Records excerpted from a collection:
_ _ _
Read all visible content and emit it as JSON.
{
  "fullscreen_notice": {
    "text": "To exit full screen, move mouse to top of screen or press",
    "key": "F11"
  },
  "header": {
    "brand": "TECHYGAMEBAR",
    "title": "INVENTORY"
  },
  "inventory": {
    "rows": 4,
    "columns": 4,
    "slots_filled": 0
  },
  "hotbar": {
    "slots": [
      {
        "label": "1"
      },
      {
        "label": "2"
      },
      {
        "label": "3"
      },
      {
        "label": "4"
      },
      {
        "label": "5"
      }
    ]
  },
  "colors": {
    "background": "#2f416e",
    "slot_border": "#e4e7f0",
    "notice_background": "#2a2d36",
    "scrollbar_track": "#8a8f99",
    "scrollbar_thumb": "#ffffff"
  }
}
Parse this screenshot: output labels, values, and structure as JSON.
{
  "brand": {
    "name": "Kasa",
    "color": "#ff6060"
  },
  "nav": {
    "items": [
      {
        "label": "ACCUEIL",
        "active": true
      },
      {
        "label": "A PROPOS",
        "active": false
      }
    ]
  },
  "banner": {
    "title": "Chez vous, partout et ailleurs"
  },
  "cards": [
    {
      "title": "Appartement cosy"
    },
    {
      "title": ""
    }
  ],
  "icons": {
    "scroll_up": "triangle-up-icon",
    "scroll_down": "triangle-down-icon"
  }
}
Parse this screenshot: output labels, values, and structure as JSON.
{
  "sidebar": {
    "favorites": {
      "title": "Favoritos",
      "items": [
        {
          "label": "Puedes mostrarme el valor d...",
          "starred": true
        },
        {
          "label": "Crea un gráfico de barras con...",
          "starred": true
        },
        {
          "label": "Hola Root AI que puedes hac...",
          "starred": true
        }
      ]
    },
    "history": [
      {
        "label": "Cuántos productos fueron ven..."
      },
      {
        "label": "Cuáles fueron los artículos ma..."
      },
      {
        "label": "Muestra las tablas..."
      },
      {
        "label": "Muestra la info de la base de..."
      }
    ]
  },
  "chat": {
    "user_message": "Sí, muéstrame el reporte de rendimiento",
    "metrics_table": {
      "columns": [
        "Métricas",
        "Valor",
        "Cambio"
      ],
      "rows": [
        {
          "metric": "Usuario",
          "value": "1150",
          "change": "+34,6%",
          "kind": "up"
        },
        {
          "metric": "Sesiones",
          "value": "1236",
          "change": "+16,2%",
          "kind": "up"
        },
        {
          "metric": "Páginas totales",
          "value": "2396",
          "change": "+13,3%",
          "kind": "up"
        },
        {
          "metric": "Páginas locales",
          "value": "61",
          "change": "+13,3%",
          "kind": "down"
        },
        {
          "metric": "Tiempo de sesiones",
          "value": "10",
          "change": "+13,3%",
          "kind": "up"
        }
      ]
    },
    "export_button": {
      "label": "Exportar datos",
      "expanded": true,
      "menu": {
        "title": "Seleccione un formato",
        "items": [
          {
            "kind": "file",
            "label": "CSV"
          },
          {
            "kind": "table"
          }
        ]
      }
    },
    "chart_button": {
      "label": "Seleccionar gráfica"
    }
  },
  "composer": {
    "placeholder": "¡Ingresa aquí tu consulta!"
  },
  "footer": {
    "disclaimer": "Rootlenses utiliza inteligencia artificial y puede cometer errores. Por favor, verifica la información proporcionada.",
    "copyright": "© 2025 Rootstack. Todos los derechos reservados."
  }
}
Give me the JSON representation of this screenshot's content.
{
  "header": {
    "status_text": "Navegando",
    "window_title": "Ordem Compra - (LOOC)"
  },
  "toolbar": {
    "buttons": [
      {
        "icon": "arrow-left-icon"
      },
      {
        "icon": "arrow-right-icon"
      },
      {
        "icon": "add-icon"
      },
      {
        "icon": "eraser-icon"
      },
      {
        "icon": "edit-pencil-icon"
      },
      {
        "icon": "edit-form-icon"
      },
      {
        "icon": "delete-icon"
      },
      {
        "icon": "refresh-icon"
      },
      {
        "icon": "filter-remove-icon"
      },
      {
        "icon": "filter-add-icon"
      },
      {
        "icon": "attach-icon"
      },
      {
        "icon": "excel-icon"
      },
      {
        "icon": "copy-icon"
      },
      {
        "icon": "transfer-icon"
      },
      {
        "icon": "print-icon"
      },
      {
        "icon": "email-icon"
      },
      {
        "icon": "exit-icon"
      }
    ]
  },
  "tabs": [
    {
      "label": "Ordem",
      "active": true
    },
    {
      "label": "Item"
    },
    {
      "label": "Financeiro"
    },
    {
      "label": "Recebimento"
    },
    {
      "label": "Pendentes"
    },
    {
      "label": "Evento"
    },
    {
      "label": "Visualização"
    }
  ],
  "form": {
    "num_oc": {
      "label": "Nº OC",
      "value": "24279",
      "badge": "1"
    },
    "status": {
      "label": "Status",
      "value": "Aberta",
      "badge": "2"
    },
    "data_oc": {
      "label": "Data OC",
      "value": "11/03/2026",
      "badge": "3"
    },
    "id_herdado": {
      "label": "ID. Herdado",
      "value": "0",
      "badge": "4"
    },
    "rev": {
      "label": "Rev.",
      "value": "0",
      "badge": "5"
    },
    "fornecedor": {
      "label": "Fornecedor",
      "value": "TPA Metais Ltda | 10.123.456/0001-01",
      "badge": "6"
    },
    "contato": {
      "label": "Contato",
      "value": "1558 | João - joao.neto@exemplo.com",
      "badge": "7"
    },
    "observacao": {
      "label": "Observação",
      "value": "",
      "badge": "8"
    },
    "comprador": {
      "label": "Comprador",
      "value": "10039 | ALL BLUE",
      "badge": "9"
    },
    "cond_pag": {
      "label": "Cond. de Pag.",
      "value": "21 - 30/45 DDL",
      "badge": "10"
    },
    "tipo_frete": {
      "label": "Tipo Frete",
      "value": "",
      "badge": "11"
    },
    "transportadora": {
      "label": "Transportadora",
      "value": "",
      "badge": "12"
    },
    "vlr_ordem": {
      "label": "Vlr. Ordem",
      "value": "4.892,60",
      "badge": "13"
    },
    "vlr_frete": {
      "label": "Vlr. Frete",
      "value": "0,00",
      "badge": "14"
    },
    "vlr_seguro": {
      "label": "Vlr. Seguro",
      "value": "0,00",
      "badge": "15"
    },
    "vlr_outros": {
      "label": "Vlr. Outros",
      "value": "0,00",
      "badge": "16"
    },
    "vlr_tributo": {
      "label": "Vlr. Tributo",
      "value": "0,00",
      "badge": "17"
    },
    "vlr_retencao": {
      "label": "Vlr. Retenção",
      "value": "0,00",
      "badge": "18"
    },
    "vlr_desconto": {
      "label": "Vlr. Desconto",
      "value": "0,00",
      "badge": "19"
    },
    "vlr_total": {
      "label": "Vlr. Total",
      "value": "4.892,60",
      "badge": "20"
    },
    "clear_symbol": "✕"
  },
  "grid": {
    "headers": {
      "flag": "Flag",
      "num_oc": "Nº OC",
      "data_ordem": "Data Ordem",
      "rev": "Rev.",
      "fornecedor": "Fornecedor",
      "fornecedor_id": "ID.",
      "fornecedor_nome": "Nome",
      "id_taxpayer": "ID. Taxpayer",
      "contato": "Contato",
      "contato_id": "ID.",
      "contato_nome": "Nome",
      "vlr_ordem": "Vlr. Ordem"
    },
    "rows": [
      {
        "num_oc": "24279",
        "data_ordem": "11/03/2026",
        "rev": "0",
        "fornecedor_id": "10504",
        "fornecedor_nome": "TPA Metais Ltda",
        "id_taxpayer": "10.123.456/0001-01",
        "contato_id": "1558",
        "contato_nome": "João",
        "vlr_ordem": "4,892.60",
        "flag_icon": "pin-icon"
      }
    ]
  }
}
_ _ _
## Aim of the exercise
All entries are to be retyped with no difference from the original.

## Solved problem
Read all visible content and emit it as JSON.
{
  "fullscreen_notice": {
    "text": "To exit full screen, move mouse to top of screen or press",
    "key": "F11"
  },
  "header": {
    "brand": "TECHYGAMEBAR",
    "title": "INVENTORY"
  },
  "inventory": {
    "rows": 4,
    "columns": 4,
    "slots_filled": 0
  },
  "hotbar": {
    "slots": [
      {
        "label": "1"
      },
      {
        "label": "2"
      },
      {
        "label": "3"
      },
      {
        "label": "4"
      },
      {
        "label": "5"
      }
    ]
  },
  "colors": {
    "background": "#2f416e",
    "slot_border": "#e4e7f0",
    "notice_background": "#2a2d36",
    "scrollbar_track": "#8a8f99",
    "scrollbar_thumb": "#ffffff"
  }
}
Parse this screenshot: output labels, values, and structure as JSON.
{
  "brand": {
    "name": "Kasa",
    "color": "#ff6060"
  },
  "nav": {
    "items": [
      {
        "label": "ACCUEIL",
        "active": true
      },
      {
        "label": "A PROPOS",
        "active": false
      }
    ]
  },
  "banner": {
    "title": "Chez vous, partout et ailleurs"
  },
  "cards": [
    {
      "title": "Appartement cosy"
    },
    {
      "title": ""
    }
  ],
  "icons": {
    "scroll_up": "triangle-up-icon",
    "scroll_down": "triangle-down-icon"
  }
}
Parse this screenshot: output labels, values, and structure as JSON.
{
  "sidebar": {
    "favorites": {
      "title": "Favoritos",
      "items": [
        {
          "label": "Puedes mostrarme el valor d...",
          "starred": true
        },
        {
          "label": "Crea un gráfico de barras con...",
          "starred": true
        },
        {
          "label": "Hola Root AI que puedes hac...",
          "starred": true
        }
      ]
    },
    "history": [
      {
        "label": "Cuántos productos fueron ven..."
      },
      {
        "label": "Cuáles fueron los artículos ma..."
      },
      {
        "label": "Muestra las tablas..."
      },
      {
        "label": "Muestra la info de la base de..."
      }
    ]
  },
  "chat": {
    "user_message": "Sí, muéstrame el reporte de rendimiento",
    "metrics_table": {
      "columns": [
        "Métricas",
        "Valor",
        "Cambio"
      ],
      "rows": [
        {
          "metric": "Usuario",
          "value": "1150",
          "change": "+34,6%",
          "kind": "up"
        },
        {
          "metric": "Sesiones",
          "value": "1236",
          "change": "+16,2%",
          "kind": "up"
        },
        {
          "metric": "Páginas totales",
          "value": "2396",
          "change": "+13,3%",
          "kind": "up"
        },
        {
          "metric": "Páginas locales",
          "value": "61",
          "change": "+13,3%",
          "kind": "down"
        },
        {
          "metric": "Tiempo de sesiones",
          "value": "10",
          "change": "+13,3%",
          "kind": "up"
        }
      ]
    },
    "export_button": {
      "label": "Exportar datos",
      "expanded": true,
      "menu": {
        "title": "Seleccione un formato",
        "items": [
          {
            "kind": "file",
            "label": "CSV"
          },
          {
            "kind": "table"
          }
        ]
      }
    },
    "chart_button": {
      "label": "Seleccionar gráfica"
    }
  },
  "composer": {
    "placeholder": "¡Ingresa aquí tu consulta!"
  },
  "footer": {
    "disclaimer": "Rootlenses utiliza inteligencia artificial y puede cometer errores. Por favor, verifica la información proporcionada.",
    "copyright": "© 2025 Rootstack. Todos los derechos reservados."
  }
}
Give me the JSON representation of this screenshot's content.
{
  "header": {
    "status_text": "Navegando",
    "window_title": "Ordem Compra - (LOOC)"
  },
  "toolbar": {
    "buttons": [
      {
        "icon": "arrow-left-icon"
      },
      {
        "icon": "arrow-right-icon"
      },
      {
        "icon": "add-icon"
      },
      {
        "icon": "eraser-icon"
      },
      {
        "icon": "edit-pencil-icon"
      },
      {
        "icon": "edit-form-icon"
      },
      {
        "icon": "delete-icon"
      },
      {
        "icon": "refresh-icon"
      },
      {
        "icon": "filter-remove-icon"
      },
      {
        "icon": "filter-add-icon"
      },
      {
        "icon": "attach-icon"
      },
      {
        "icon": "excel-icon"
      },
      {
        "icon": "copy-icon"
      },
      {
        "icon": "transfer-icon"
      },
      {
        "icon": "print-icon"
      },
      {
        "icon": "email-icon"
      },
      {
        "icon": "exit-icon"
      }
    ]
  },
  "tabs": [
    {
      "label": "Ordem",
      "active": true
    },
    {
      "label": "Item"
    },
    {
      "label": "Financeiro"
    },
    {
      "label": "Recebimento"
    },
    {
      "label": "Pendentes"
    },
    {
      "label": "Evento"
    },
    {
      "label": "Visualização"
    }
  ],
  "form": {
    "num_oc": {
      "label": "Nº OC",
      "value": "24279",
      "badge": "1"
    },
    "status": {
      "label": "Status",
      "value": "Aberta",
      "badge": "2"
    },
    "data_oc": {
      "label": "Data OC",
      "value": "11/03/2026",
      "badge": "3"
    },
    "id_herdado": {
      "label": "ID. Herdado",
      "value": "0",
      "badge": "4"
    },
    "rev": {
      "label": "Rev.",
      "value": "0",
      "badge": "5"
    },
    "fornecedor": {
      "label": "Fornecedor",
      "value": "TPA Metais Ltda | 10.123.456/0001-01",
      "badge": "6"
    },
    "contato": {
      "label": "Contato",
      "value": "1558 | João - joao.neto@exemplo.com",
      "badge": "7"
    },
    "observacao": {
      "label": "Observação",
      "value": "",
      "badge": "8"
    },
    "comprador": {
      "label": "Comprador",
      "value": "10039 | ALL BLUE",
      "badge": "9"
    },
    "cond_pag": {
      "label": "Cond. de Pag.",
      "value": "21 - 30/45 DDL",
      "badge": "10"
    },
    "tipo_frete": {
      "label": "Tipo Frete",
      "value": "",
      "badge": "11"
    },
    "transportadora": {
      "label": "Transportadora",
      "value": "",
      "badge": "12"
    },
    "vlr_ordem": {
      "label": "Vlr. Ordem",
      "value": "4.892,60",
      "badge": "13"
    },
    "vlr_frete": {
      "label": "Vlr. Frete",
      "value": "0,00",
      "badge": "14"
    },
    "vlr_seguro": {
      "label": "Vlr. Seguro",
      "value": "0,00",
      "badge": "15"
    },
    "vlr_outros": {
      "label": "Vlr. Outros",
      "value": "0,00",
      "badge": "16"
    },
    "vlr_tributo": {
      "label": "Vlr. Tributo",
      "value": "0,00",
      "badge": "17"
    },
    "vlr_retencao": {
      "label": "Vlr. Retenção",
      "value": "0,00",
      "badge": "18"
    },
    "vlr_desconto": {
      "label": "Vlr. Desconto",
      "value": "0,00",
      "badge": "19"
    },
    "vlr_total": {
      "label": "Vlr. Total",
      "value": "4.892,60",
      "badge": "20"
    },
    "clear_symbol": "✕"
  },
  "grid": {
    "headers": {
      "flag": "Flag",
      "num_oc": "Nº OC",
      "data_ordem": "Data Ordem",
      "rev": "Rev.",
      "fornecedor": "Fornecedor",
      "fornecedor_id": "ID.",
      "fornecedor_nome": "Nome",
      "id_taxpayer": "ID. Taxpayer",
      "contato": "Contato",
      "contato_id": "ID.",
      "contato_nome": "Nome",
      "vlr_ordem": "Vlr. Ordem"
    },
    "rows": [
      {
        "num_oc": "24279",
        "data_ordem": "11/03/2026",
        "rev": "0",
        "fornecedor_id": "10504",
        "fornecedor_nome": "TPA Metais Ltda",
        "id_taxpayer": "10.123.456/0001-01",
        "contato_id": "1558",
        "contato_nome": "João",
        "vlr_ordem": "4,892.60",
        "flag_icon": "pin-icon"
      }
    ]
  }
}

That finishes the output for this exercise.